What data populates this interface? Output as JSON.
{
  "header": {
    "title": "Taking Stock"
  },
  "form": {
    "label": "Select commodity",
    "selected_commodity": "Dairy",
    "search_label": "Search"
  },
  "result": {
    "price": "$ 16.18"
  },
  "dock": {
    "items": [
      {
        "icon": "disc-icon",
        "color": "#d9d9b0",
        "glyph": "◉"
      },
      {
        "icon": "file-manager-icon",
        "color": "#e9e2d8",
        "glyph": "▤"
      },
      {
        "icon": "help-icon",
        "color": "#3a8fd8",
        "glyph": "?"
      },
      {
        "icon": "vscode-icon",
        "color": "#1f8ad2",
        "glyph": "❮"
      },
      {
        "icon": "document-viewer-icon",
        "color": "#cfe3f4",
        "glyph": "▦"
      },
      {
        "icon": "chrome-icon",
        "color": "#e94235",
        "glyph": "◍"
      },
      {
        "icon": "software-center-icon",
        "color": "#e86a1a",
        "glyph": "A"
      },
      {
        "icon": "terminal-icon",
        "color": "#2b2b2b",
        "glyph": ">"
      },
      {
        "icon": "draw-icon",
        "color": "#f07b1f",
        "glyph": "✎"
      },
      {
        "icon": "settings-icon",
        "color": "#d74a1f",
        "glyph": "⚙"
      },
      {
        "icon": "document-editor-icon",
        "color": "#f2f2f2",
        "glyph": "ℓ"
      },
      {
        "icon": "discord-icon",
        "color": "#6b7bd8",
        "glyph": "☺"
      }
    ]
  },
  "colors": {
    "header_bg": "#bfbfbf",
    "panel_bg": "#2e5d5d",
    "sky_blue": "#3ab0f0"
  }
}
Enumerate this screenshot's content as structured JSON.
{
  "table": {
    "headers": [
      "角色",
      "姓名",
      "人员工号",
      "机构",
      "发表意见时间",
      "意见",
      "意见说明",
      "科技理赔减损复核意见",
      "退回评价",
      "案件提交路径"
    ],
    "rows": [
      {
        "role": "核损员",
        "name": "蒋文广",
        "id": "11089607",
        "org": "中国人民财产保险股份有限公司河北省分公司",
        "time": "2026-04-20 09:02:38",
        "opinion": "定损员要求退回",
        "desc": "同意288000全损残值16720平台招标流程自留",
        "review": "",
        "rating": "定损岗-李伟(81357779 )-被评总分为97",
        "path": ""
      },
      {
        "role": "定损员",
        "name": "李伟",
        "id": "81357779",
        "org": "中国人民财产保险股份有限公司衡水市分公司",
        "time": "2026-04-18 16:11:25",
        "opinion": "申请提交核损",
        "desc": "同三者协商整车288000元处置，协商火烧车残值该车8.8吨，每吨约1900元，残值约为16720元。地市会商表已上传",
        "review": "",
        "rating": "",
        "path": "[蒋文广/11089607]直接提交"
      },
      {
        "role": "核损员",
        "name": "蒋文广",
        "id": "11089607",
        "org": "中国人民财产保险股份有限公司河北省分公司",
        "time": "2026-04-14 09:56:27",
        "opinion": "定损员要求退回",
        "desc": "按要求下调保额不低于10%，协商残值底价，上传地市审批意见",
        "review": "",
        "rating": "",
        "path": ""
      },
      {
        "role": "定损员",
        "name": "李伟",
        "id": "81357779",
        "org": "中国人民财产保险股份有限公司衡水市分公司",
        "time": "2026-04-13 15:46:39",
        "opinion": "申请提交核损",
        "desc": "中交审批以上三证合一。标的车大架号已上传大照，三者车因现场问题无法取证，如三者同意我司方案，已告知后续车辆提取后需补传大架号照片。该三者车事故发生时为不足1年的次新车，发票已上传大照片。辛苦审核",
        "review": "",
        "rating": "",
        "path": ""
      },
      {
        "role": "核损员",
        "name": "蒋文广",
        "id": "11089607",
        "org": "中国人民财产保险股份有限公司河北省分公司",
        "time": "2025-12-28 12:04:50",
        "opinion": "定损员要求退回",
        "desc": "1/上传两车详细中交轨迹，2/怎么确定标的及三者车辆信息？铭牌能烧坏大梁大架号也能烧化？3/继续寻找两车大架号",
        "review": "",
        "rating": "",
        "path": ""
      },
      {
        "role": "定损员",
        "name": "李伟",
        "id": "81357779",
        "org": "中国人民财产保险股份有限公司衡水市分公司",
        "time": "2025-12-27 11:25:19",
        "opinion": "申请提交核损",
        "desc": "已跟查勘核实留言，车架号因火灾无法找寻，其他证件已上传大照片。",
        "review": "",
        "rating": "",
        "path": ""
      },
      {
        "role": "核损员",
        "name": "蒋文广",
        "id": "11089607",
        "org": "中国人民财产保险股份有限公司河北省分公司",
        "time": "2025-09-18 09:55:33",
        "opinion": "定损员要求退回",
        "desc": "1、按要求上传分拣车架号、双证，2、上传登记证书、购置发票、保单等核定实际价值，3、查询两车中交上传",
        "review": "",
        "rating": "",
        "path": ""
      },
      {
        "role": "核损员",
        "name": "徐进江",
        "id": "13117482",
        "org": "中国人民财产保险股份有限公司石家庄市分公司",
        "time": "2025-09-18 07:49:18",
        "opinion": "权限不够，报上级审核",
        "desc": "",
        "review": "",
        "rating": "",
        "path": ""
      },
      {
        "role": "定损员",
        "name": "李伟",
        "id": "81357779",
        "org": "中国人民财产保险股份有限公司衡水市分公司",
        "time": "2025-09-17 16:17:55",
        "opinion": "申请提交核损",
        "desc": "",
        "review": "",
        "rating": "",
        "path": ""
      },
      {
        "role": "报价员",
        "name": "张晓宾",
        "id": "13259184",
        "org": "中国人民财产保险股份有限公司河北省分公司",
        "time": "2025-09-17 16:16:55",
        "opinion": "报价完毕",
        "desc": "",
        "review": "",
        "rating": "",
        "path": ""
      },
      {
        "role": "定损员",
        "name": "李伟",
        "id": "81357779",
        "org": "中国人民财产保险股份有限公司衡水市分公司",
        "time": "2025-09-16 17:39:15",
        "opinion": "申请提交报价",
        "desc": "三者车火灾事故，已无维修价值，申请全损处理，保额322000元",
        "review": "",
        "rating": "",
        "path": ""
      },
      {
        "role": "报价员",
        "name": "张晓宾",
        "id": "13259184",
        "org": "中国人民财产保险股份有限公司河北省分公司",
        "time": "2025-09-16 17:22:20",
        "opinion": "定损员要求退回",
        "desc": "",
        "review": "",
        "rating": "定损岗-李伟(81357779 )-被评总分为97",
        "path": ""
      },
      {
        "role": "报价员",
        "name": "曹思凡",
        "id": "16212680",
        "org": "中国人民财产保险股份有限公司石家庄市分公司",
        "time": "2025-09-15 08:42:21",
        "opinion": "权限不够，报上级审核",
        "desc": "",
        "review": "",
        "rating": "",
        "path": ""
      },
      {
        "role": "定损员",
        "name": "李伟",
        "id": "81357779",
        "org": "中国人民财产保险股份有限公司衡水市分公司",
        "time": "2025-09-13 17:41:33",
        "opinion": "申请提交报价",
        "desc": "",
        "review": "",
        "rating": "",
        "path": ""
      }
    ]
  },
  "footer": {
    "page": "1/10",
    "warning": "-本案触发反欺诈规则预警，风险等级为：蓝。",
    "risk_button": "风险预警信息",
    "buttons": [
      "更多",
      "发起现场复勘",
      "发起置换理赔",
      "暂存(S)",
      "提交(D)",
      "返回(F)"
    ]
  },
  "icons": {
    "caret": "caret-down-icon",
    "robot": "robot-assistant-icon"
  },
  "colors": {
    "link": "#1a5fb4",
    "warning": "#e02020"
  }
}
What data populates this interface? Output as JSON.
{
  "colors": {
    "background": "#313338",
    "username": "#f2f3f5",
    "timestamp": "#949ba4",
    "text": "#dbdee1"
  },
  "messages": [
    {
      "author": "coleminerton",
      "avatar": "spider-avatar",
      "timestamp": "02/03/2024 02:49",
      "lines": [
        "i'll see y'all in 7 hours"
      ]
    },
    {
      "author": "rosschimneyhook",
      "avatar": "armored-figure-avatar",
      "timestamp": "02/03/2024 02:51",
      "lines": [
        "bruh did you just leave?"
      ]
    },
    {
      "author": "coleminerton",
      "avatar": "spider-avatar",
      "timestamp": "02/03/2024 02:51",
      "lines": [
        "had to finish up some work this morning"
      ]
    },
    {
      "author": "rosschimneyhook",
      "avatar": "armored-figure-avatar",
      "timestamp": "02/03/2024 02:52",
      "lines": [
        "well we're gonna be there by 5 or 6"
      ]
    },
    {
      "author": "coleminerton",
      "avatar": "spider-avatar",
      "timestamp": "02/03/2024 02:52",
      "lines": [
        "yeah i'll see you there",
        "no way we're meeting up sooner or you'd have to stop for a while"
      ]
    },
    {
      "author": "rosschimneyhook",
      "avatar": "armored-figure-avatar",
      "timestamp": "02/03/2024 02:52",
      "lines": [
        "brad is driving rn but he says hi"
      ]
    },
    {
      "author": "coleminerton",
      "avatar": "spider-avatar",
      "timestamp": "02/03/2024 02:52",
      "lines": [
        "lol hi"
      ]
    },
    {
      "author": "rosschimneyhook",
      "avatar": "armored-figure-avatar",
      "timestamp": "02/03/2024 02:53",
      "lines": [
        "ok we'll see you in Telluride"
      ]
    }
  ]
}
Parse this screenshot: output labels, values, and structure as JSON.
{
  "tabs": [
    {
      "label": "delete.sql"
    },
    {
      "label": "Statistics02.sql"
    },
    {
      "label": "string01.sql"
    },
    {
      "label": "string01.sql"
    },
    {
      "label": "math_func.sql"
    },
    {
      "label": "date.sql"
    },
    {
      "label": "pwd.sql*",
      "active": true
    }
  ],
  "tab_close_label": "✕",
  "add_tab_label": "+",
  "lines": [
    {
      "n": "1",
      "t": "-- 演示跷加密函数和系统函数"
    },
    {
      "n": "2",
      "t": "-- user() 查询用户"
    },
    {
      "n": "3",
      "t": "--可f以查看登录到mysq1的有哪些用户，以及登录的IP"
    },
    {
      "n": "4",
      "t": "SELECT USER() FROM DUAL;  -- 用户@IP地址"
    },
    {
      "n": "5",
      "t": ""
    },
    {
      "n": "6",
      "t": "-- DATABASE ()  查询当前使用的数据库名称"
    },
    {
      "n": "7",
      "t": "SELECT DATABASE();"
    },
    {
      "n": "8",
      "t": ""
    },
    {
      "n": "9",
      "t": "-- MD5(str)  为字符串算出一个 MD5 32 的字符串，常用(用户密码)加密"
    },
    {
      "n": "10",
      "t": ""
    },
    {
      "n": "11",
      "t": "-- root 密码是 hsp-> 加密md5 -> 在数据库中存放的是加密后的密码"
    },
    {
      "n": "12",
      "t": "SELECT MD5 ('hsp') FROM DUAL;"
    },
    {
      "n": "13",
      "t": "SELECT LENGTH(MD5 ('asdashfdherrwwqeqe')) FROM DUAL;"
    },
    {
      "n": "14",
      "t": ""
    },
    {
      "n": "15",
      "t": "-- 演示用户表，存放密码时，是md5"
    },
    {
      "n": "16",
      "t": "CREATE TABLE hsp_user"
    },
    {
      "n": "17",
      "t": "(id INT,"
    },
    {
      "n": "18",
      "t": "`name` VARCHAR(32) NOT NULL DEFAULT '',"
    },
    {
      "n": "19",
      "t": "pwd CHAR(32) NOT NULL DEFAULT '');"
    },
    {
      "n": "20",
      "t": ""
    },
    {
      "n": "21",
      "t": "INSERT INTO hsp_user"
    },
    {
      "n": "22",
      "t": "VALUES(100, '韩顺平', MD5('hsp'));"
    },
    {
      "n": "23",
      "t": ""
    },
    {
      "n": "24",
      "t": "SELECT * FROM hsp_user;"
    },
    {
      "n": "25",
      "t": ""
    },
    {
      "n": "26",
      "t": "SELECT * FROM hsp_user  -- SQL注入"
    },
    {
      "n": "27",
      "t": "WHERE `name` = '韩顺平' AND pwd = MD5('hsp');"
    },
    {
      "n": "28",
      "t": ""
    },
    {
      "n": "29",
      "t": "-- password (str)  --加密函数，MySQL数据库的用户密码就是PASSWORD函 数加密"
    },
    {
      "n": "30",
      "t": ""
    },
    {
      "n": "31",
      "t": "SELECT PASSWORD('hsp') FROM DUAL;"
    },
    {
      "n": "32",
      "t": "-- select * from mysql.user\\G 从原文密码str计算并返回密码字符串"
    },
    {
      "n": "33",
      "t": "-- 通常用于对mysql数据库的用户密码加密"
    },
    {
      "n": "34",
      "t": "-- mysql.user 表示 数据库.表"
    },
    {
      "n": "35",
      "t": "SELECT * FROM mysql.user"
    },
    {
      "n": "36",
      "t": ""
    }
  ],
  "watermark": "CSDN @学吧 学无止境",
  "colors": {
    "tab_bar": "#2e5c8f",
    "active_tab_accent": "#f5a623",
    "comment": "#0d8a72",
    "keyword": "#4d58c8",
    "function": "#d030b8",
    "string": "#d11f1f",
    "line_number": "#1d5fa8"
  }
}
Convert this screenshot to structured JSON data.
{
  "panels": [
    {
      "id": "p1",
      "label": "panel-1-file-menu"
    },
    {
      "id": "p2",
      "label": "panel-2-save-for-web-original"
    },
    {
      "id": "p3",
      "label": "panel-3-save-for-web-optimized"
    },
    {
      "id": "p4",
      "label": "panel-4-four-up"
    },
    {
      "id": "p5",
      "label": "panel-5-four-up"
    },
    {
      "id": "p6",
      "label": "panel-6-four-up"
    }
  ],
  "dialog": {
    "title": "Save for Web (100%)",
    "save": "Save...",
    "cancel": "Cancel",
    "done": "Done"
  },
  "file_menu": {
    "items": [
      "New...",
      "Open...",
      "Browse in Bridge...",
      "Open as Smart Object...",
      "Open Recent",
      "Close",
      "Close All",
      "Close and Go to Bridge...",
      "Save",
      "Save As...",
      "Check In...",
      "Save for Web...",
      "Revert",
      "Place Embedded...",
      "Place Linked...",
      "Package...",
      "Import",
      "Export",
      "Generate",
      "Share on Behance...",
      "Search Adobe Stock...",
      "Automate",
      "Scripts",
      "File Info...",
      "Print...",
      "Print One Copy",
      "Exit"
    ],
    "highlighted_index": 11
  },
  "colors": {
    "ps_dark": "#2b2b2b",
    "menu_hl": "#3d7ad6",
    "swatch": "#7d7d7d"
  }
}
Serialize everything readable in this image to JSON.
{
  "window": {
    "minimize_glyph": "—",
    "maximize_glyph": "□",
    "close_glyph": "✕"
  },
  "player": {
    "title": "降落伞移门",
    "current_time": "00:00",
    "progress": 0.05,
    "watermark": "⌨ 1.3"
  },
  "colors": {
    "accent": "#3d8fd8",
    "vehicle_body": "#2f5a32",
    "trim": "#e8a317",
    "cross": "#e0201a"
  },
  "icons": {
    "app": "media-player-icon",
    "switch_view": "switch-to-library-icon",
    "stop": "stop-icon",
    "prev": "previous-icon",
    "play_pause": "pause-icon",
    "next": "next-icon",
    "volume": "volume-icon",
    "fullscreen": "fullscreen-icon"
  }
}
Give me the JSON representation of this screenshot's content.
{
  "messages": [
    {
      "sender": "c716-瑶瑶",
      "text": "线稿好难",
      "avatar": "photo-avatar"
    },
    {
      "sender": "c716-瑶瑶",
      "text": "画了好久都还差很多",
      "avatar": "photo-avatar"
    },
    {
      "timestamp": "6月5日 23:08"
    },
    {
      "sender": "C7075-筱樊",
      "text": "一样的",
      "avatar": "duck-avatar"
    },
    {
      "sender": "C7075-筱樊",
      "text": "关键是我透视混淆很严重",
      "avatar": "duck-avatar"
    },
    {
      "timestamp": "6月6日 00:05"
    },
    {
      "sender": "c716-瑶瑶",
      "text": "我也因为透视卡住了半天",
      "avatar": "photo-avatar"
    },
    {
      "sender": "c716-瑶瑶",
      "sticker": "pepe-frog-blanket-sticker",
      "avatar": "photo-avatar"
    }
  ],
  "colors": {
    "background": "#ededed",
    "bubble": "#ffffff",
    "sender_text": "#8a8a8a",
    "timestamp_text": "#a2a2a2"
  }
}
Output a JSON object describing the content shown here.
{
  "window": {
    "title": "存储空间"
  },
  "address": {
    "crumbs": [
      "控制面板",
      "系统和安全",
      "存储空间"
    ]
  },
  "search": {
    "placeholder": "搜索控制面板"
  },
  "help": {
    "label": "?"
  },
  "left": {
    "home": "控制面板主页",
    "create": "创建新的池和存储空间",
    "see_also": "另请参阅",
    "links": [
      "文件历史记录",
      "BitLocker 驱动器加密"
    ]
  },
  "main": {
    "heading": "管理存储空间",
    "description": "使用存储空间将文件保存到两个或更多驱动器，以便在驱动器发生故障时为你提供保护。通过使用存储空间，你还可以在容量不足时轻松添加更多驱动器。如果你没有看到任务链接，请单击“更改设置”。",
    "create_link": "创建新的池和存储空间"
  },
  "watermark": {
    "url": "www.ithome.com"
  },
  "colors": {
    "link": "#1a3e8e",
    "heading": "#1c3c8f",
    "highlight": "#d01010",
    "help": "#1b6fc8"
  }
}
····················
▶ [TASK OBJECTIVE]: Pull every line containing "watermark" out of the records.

▶ [RESPONSE FOR THIS EXERCISE]:
  "watermark": "CSDN @学吧 学无止境",
    "watermark": "⌨ 1.3"
  "watermark": {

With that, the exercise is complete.